You may have heard the advice often given that you should write about what you know. Whilst it’s very possible to do lots of research and find out about things that are totally new to you, I’m a huge believer in the power of writing from experience.
I recently had a lovely review of my first book, Bird. It was from a reader in the USA and she said: “I’ve never been to England but seeing London through Beth’s eyes was eye opening and I want to see Piccadilly Circus in real life! Thank you Lindsay Woodward for opening my mind and allowing me to see the beauty of London from a different perspective.”
I love London. When I first travelled there as a kid on a day trip I knew I wanted to live there someday, and in my early twenties I did just that. I am from a Staffordshire village and I moved to London, and that’s exactly what Beth does in my book. All of her thoughts, feelings and emotions are totally based on my own. I even used to spend my spare time travelling to different places on the tube, seeing London in the cheapest way I could as I had no money to spend. Much of what Beth goes through at the start of the novel is what I went through, and I believe because it was written with that depth of experience, of having lived through these things myself, that I was able to bring it to life and make the reader say the very kind things she did. A day trip to London and seeing what it’s like would never compare to the madness of living there. You just couldn’t know.
When planning my books, I don’t think of an experience I’ve had and build a story around it. I’ve never done that. None of my work is even remotely biographical. I’ll usually have a mad idea like a man turns into a bird or a girl is invisible and needs to find a way back to being visible again, and that’s where it begins. But as I create the scenes and plot around these ideas, I always weave in things that I know well to help bring it to life.
For example, when I think about the profiles of my characters – such as where do they work, how do they spend their time, what do they like and dislike – I always try to give them jobs or hobbies that I have done myself or I know very well. Many of my books feature marketing or sales people as I’ve worked in marketing for nearly twenty years.
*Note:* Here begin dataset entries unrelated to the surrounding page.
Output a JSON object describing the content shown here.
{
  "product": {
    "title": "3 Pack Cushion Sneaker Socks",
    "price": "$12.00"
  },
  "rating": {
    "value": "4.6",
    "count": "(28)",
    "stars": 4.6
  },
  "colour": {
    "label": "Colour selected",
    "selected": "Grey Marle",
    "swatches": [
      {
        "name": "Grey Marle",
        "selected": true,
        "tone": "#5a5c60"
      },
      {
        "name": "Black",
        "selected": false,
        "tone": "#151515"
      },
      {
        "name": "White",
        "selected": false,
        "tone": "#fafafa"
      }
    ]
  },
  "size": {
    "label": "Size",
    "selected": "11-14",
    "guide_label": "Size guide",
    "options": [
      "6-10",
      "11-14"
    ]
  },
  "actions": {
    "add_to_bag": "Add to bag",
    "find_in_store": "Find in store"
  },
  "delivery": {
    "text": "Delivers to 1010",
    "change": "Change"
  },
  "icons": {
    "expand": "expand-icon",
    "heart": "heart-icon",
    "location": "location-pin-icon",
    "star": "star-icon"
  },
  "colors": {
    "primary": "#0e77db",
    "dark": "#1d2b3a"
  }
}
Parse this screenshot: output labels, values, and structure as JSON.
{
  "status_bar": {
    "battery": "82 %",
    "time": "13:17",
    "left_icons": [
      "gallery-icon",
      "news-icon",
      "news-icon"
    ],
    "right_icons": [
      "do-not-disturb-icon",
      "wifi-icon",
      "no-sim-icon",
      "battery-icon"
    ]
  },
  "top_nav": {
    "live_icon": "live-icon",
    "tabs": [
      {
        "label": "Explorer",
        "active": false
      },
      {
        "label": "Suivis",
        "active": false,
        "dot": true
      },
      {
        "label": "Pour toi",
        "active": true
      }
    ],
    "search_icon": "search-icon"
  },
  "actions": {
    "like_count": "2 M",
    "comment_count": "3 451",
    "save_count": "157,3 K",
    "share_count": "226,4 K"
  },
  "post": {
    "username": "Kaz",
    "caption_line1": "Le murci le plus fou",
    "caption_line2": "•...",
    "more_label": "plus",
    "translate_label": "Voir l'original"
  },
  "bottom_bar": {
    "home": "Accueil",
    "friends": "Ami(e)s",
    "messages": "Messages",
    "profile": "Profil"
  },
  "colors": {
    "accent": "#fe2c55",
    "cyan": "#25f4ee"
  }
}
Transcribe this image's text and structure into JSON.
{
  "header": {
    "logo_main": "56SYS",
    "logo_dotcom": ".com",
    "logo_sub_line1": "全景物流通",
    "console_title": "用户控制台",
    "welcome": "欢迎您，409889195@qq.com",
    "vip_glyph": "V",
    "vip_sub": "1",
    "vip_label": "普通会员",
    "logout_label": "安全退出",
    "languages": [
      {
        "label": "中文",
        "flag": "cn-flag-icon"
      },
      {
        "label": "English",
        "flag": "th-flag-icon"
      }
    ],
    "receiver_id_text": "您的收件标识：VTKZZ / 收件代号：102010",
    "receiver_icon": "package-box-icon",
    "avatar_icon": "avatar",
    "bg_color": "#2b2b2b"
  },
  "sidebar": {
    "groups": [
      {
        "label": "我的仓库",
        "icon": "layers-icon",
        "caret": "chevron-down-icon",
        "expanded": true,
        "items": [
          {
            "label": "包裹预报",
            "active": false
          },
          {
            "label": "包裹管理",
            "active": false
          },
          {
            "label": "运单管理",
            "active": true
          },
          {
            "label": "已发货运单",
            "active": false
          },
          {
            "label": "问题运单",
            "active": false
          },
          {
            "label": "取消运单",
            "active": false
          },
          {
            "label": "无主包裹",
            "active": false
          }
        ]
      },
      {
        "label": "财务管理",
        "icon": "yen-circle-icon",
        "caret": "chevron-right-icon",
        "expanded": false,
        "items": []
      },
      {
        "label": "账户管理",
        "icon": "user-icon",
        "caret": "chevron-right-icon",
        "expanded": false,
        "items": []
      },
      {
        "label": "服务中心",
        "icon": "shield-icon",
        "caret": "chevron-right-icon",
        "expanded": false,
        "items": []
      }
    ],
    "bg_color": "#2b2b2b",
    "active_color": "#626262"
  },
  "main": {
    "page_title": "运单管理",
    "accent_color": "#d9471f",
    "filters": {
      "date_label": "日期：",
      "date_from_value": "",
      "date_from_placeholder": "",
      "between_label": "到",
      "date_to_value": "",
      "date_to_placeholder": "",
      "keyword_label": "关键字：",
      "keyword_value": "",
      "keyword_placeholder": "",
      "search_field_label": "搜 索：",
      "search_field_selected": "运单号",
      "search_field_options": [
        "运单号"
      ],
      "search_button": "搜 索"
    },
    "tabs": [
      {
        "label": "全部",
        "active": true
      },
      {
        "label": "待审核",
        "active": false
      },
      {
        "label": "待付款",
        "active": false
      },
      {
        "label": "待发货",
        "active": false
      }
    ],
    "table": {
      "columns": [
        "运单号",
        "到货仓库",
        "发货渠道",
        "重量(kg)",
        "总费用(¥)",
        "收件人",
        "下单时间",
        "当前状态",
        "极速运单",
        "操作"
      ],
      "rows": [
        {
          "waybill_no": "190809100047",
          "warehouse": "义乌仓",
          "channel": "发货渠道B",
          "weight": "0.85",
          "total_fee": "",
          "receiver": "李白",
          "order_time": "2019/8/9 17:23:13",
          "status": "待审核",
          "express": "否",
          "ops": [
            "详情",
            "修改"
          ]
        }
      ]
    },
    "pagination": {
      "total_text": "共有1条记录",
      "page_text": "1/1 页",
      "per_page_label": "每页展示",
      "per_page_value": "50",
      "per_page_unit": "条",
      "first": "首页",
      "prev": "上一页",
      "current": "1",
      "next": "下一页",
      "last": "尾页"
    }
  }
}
In In the Blood, the lead male, David, was a scientist, and I wrote his whole character and job based on my husband who is a scientist and I got him to help me shape the world that David lives in.
I also always try to get the characters to work in industries that I know or environments that I’m familiar with. Sometimes, as in Shape the Future, the story demands something different and a ton of research needs to be done, but wherever possible I try to stick to what I know. This isn’t because I don’t like research, but because research will never compare to being immersed in a situation. It’s one thing to understand something, it’s another to have lived through it, and I like bringing that into my novels.
In Invisible, Alice, the lead character, owns a security business. I once did marketing for security equipment, such as CCTV cameras and access control, so I thought it would be good to include that as I could talk about it with confidence. I still polished up on the terminology and latest innovation to make sure I was refreshed and up to date, but I had lots of first hand experience.
There will always be characters and situations that you need to add in that you have to research first. And when you don’t know, it’s imperative that you do that research. But I have no doubt that the positive feedback I get from my books often comes from the personal experiences I inject into my stories, and I am determined to keep doing that.
If you’ve not written before and you’d like to start a new project, I recommend definitely starting close to home. We all have so many stories to tell, so why not tell one of your own (even if you do massively fictionalise it). Share your way of looking at the world. I think it makes for a very deep and interesting story.